HOW TO COMPLETE THIS TASK:
Could you return every line of the records below that contains the word "hair"?

Dataset records:

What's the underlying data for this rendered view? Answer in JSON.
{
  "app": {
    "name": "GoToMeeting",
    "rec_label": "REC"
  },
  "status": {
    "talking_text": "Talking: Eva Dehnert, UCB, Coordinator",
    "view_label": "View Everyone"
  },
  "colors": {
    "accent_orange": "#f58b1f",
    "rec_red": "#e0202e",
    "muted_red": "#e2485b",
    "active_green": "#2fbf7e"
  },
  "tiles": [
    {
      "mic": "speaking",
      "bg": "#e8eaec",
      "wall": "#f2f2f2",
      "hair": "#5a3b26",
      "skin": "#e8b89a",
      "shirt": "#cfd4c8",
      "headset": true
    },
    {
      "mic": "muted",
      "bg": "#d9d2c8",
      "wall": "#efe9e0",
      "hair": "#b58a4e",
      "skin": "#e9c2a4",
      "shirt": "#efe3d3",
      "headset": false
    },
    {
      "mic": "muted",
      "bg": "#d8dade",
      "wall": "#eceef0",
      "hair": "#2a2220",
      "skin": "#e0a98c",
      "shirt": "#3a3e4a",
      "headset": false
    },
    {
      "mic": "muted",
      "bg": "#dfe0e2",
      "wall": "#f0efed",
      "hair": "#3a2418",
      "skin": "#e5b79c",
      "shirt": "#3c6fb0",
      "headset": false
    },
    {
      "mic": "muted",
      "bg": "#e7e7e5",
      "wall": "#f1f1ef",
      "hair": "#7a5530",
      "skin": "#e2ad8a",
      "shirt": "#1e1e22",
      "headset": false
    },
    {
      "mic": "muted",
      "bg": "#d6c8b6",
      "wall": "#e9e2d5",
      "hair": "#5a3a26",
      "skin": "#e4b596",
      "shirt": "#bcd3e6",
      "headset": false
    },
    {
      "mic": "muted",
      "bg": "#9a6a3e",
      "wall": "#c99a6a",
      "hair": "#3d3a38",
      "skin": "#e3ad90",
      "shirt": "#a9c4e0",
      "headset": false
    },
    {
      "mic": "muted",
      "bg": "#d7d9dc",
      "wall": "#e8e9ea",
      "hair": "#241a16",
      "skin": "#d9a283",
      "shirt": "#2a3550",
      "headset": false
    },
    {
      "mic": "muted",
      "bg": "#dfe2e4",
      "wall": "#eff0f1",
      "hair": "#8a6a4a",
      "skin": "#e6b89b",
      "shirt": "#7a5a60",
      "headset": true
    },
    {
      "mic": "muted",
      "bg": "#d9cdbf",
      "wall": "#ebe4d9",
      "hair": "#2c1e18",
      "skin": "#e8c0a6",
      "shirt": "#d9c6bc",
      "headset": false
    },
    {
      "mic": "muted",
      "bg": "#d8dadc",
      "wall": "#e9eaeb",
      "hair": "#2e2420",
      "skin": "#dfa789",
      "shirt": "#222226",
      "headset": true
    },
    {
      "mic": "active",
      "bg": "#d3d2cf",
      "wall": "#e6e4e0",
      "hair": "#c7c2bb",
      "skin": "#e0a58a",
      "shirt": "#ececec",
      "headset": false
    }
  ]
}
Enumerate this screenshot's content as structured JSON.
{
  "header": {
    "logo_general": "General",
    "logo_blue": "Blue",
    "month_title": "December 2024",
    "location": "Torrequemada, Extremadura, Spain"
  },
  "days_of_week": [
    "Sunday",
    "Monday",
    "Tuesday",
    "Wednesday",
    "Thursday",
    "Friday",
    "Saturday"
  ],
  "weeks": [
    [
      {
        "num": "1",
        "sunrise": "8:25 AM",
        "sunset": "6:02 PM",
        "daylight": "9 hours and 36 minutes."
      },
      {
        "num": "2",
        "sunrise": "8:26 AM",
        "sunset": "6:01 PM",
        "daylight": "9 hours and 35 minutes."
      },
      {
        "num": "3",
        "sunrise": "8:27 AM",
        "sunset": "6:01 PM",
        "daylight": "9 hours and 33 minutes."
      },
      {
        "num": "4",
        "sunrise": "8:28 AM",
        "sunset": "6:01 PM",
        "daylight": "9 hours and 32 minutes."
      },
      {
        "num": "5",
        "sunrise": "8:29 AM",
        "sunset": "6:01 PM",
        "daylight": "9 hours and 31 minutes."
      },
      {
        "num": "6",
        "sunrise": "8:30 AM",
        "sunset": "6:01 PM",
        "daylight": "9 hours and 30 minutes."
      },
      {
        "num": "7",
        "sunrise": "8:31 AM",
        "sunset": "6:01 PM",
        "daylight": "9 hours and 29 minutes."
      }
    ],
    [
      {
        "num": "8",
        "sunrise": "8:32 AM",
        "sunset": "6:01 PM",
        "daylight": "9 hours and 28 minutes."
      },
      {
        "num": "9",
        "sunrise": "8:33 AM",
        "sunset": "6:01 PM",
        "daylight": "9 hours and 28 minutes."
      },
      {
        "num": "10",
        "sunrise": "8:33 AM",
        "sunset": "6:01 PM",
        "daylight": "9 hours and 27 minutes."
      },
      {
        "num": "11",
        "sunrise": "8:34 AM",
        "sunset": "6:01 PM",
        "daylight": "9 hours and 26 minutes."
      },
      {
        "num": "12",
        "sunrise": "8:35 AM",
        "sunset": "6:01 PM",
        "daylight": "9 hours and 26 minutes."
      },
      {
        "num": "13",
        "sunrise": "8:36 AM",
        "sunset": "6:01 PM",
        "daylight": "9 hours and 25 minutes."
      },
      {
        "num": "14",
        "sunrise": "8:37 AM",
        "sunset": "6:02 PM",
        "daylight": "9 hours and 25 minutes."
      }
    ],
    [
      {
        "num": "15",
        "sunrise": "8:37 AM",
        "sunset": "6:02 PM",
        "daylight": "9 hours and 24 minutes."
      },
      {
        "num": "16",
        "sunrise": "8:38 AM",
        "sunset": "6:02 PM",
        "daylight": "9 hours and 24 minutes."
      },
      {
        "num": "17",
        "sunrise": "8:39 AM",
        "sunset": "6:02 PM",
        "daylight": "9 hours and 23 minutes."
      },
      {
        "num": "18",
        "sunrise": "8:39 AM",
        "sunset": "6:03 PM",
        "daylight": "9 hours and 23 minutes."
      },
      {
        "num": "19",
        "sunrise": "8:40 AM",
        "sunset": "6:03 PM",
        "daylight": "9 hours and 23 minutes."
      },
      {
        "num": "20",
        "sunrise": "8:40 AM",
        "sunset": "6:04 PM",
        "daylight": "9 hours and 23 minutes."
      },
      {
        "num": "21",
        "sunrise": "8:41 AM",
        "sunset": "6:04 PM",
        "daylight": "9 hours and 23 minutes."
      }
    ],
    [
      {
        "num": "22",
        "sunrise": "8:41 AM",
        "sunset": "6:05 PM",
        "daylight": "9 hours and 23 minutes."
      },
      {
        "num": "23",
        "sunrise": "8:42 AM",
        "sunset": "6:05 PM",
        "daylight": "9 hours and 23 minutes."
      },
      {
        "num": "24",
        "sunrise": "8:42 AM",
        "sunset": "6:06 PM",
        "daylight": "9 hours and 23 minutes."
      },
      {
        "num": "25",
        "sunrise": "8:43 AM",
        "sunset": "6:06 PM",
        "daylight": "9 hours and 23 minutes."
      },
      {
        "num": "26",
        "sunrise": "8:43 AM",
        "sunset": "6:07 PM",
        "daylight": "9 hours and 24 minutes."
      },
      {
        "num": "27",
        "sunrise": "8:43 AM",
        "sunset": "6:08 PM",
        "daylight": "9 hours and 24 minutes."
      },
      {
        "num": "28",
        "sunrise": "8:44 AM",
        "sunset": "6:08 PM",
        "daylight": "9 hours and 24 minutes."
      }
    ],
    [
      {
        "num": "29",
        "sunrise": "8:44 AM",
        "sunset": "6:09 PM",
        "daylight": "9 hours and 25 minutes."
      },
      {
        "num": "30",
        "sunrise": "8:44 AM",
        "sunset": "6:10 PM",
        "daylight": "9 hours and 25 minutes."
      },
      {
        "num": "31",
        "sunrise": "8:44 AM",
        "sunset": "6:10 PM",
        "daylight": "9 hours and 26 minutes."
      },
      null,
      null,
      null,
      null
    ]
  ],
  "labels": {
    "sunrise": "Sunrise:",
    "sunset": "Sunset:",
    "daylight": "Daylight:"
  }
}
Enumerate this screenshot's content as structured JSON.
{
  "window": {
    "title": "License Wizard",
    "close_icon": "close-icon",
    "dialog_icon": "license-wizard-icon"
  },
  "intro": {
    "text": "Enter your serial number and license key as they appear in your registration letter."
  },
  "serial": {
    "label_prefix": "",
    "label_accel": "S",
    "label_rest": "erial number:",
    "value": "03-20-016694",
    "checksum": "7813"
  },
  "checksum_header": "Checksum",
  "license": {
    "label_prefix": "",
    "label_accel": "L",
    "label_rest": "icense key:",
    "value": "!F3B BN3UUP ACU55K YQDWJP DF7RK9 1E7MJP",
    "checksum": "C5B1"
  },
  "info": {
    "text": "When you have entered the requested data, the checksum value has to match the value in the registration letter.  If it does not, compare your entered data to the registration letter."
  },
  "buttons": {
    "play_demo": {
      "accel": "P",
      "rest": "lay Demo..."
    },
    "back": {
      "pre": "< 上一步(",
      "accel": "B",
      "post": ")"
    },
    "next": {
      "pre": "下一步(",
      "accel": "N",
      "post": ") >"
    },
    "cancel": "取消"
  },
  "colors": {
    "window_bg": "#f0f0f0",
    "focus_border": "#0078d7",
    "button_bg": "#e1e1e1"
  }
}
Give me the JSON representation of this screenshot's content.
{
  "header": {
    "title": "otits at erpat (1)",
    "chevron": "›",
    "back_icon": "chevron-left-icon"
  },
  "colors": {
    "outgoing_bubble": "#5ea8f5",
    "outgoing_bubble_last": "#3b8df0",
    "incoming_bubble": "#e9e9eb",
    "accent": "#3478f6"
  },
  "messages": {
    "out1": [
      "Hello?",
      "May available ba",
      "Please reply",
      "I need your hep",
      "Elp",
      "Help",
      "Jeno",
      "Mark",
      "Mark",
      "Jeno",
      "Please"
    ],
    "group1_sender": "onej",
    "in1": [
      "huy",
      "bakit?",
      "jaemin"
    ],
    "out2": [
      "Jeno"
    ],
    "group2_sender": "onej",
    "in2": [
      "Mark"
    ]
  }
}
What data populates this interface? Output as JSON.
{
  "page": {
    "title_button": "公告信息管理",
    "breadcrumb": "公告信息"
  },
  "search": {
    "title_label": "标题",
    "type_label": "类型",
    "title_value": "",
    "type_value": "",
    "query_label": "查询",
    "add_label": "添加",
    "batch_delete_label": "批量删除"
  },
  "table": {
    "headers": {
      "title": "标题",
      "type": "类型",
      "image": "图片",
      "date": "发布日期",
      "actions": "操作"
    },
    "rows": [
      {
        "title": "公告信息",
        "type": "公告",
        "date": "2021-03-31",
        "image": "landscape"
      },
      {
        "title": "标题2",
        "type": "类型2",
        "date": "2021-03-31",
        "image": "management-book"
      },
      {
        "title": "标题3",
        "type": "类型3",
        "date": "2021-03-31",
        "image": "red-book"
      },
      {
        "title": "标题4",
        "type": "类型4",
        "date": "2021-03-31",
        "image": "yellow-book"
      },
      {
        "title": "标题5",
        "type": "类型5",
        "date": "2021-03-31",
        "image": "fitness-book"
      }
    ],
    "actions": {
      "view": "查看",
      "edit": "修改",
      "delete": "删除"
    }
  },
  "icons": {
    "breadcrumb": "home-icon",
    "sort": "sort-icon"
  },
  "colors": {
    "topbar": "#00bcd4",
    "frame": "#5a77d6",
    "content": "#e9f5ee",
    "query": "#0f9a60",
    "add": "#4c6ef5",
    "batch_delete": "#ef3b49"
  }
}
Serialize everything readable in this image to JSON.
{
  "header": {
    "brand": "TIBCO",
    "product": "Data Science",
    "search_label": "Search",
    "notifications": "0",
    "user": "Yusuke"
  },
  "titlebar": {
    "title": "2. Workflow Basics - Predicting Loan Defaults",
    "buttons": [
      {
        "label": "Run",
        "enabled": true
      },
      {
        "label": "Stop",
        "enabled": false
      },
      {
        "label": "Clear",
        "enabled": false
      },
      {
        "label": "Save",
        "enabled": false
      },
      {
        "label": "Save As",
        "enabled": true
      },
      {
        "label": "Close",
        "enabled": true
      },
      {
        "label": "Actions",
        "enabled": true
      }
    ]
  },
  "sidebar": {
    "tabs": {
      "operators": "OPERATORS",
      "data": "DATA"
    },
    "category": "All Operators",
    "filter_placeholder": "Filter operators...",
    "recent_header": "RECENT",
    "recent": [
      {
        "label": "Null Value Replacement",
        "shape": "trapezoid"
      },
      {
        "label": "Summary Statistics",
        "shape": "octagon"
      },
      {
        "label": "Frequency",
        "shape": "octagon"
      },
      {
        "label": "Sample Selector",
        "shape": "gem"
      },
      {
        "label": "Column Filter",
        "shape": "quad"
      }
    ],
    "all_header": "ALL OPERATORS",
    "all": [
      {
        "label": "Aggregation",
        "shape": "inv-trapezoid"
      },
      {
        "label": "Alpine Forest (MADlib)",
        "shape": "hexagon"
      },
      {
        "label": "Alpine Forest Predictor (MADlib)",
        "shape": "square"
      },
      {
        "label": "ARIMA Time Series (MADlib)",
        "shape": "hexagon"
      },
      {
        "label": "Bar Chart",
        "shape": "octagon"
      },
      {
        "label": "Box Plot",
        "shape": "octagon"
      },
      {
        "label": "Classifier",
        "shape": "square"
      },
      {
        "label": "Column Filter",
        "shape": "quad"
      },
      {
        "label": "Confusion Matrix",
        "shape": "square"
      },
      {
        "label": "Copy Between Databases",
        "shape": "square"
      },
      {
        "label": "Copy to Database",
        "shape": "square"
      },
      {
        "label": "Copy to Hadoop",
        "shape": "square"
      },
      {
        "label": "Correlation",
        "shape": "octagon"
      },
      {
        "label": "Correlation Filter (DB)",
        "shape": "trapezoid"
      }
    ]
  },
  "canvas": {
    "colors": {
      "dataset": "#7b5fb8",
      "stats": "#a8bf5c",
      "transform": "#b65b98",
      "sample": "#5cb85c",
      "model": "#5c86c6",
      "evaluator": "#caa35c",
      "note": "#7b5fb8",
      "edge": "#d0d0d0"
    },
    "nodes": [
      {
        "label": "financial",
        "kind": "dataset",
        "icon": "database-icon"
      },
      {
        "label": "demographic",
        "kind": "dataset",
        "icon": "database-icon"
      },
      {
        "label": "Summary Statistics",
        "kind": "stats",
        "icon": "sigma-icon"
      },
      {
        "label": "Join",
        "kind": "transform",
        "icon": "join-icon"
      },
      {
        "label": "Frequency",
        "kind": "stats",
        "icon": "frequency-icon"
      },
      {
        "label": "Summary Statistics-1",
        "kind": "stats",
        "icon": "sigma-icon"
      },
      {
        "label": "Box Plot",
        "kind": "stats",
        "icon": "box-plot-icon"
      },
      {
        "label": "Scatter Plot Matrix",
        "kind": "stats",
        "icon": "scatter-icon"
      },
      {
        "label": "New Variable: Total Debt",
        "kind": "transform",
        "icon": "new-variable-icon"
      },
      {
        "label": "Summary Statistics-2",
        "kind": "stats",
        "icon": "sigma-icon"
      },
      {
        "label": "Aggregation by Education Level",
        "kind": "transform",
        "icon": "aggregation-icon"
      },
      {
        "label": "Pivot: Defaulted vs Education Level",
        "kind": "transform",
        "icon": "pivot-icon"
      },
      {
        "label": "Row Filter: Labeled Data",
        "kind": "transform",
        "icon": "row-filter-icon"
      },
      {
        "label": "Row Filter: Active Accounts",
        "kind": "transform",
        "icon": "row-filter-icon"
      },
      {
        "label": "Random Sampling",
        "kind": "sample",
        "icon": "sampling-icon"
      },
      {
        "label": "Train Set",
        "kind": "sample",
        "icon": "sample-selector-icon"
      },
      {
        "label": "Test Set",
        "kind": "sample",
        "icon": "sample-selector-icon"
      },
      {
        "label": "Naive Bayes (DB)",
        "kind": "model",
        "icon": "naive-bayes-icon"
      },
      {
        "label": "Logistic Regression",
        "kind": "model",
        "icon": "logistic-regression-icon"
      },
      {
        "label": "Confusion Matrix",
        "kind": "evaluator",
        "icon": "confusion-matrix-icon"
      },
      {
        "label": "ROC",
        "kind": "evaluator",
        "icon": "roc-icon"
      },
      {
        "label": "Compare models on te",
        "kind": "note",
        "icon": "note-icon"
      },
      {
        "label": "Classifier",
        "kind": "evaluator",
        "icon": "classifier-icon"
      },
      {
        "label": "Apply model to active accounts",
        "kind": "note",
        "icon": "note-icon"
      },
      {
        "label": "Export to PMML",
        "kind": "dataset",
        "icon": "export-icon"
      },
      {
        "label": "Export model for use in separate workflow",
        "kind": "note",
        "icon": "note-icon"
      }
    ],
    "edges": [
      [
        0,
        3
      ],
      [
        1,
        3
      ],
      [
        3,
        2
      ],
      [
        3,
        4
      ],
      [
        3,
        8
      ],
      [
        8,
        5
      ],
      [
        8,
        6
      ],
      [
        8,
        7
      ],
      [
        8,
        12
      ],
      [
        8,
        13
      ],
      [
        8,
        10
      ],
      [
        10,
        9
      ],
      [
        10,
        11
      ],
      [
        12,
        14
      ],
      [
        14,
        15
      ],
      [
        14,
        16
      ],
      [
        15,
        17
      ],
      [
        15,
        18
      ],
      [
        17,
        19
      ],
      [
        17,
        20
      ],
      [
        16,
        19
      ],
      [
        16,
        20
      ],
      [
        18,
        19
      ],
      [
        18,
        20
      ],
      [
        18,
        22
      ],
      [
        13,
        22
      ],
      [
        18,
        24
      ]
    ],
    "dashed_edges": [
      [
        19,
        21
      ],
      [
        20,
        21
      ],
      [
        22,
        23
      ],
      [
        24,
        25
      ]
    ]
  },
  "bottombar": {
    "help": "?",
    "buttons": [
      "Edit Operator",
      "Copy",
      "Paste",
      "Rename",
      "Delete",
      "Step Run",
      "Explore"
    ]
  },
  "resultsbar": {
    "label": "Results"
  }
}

WRITTEN SOLUTION:
      "hair": "#5a3b26",
      "hair": "#b58a4e",
      "hair": "#2a2220",
      "hair": "#3a2418",
      "hair": "#7a5530",
      "hair": "#5a3a26",
      "hair": "#3d3a38",
      "hair": "#241a16",
      "hair": "#8a6a4a",
      "hair": "#2c1e18",
      "hair": "#2e2420",
      "hair": "#c7c2bb",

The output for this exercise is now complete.